By fall 1962, the gloves were off. But some good things were forged in the crucible of competition and debate. Nassau led the state and the country in innovations and in firsts. Our elected officials today don’t understand how many there were, and take it for granted that there was always a budget office, a comprehensive civil service system, consumer protection and human rights programs, regional planning of any kind, a medical center and one of the country’s largest community colleges, and all those parks. The entire Medicaid program and almost every other social support service was put into place during the 1960s, and the last new county highways were built. Other counties, hundreds of them, copied what Nassau County did, again and again.

The county executive drew on the vast pool of talent right here in Nassau County’s neighborhood. Volunteer experts from the community staffed new county boards that served as incubators and think tanks for ideas that would make local government work better. The county workforce was more than twice its current size, but the county executive’s staff was less than half of what it is today.

County taxes tripled during the nine years of the Nickerson administration, but most taxpayers believed that they were getting value for most of their dollars and were living in a place that was moving into a bright future.

And not just one political party got to be proud. Maybe the most striking single fact out of all of this is that Nickerson’s party never had anything like a majority in the county legislature. Every budget, every initiative, every shovel in the ground and, yes, every tax rate had to be negotiated with and approved by supervisors elected from Nassau’s five towns and cities.

Five decades ago, some smart people were worried that with ineffective or irrelevant local government, much of this county would slowly degenerate into blight and low property values. With problems and challenges mounting around us, some smart people today are worried that it can still happen. Some of our elected officials don’t seem particularly worried. We have name calling and mind games on both sides of the county legislature. Business as usual. It is so boring.

We can figure new ways to deliver services, provide protections and improve the quality of life in our neighborhoods. It will take imagination, cooperation and an ability to play well with others.

When he left office at the end of 1970, Gene Nickerson made sure that all the files stayed. He symbolically placed a legal pad on his desk and walked out. We need legal pads all over the place now.

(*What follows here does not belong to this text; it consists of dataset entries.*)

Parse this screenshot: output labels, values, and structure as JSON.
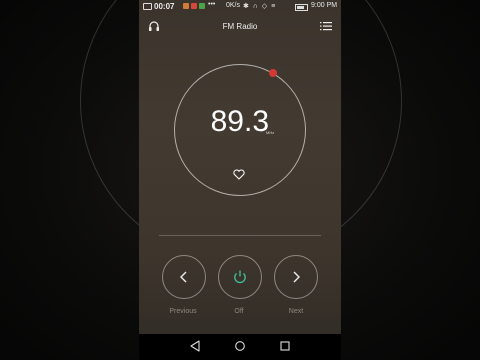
{
  "status_bar": {
    "time": "00:07",
    "notification_dots": "•••",
    "net_speed": "0K/s",
    "connectivity": "✱ ∩ ◇ ≡",
    "clock": "9:00 PM",
    "app_colors": [
      "#d07c3a",
      "#d44a3a",
      "#4aa548"
    ]
  },
  "header": {
    "title": "FM Radio",
    "left_icon": "headphones-icon",
    "right_icon": "station-list-icon"
  },
  "tuner": {
    "frequency": "89.3",
    "unit": "MHz",
    "marker_color": "#d33a33",
    "favorite_icon": "heart-outline-icon"
  },
  "controls": {
    "previous_label": "Previous",
    "power_label": "Off",
    "next_label": "Next",
    "power_color": "#3fbf9f"
  },
  "navigation": {
    "back_icon": "back-triangle-icon",
    "home_icon": "home-circle-icon",
    "recents_icon": "recents-square-icon"
  }
}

Michael Miller is a freelance writer, designer and strategic consultant who has worked in state and local government. He lives in New Hyde Park.

Michael Miller is a freelance writer, designer and strategic consultant who has worked in state and local government. Email: